"There's a lot of grabbing and touching in wrestling, and, like in anything, you'll have a few people against it," said Gillespie, who has coached for 36 years, "but in this day and age, I think most wrestlers would treat him as just another competitor."
Floyd football coach Paul Longo said if a player came out, it would be the responsibility of the coach to "set down the law and make it absolutely clear" to the players that no taunting or abuse would be accepted.
Michael Kimmel, a sociology professor at Stony Brook University, said the prevalence of homophobic language among youngsters isn't necessarily an indicator of homophobia.
"The common assumption is that everyone in your locker room is straight and it's often a way straight guys are policed by teammates and coaches," said Kimmel, who specializes in gender and masculinity issues.
"A guy who doesn't have a problem with gay people might still say, 'You're a [gay slur]' as an insult, without it having to do with his sexuality. If you listen to just the language, you might come away with the impression that nothing has changed, but I think our society has changed. The civil discourse being so supportive [of Collins] is indicative of that."
Davis said he saw less homophobia in football the higher up he got. At Overland High School in Aurora, Colo., the slurs were thrown around, less in college (Weber State), and "it was almost nonexistent" in the NFL locker rooms, he said.
Davis, who from 2000-03 played for two NFL Europe teams and was on the Tennessee Titans, Seattle Seahawks and Washington Redskins practice squads, "couldn't say with certainty" if a prominent athlete coming out when he was younger -- and being received as Collins was -- would have inspired him to follow suit, "but it would've definitely increased my chances."
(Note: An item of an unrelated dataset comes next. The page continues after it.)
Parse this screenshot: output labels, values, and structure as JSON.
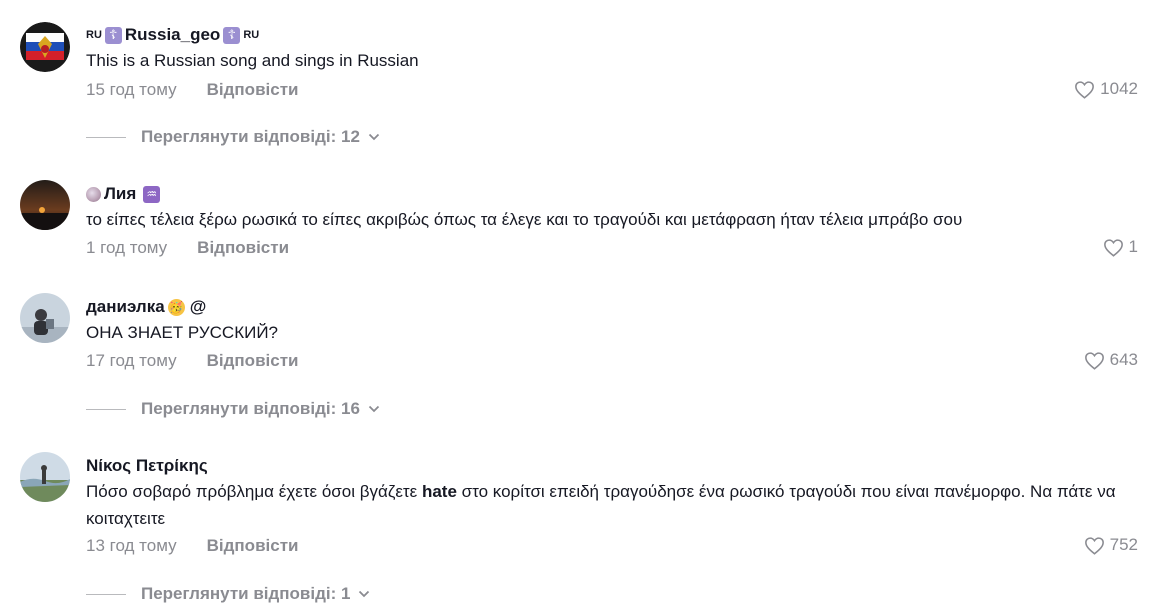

"Now these kids can see a professional athlete out there, discuss him, and there's a good chance he'll be mentioned in a positive light," Davis said. "That will be impactful in any young person who's thinking about coming out."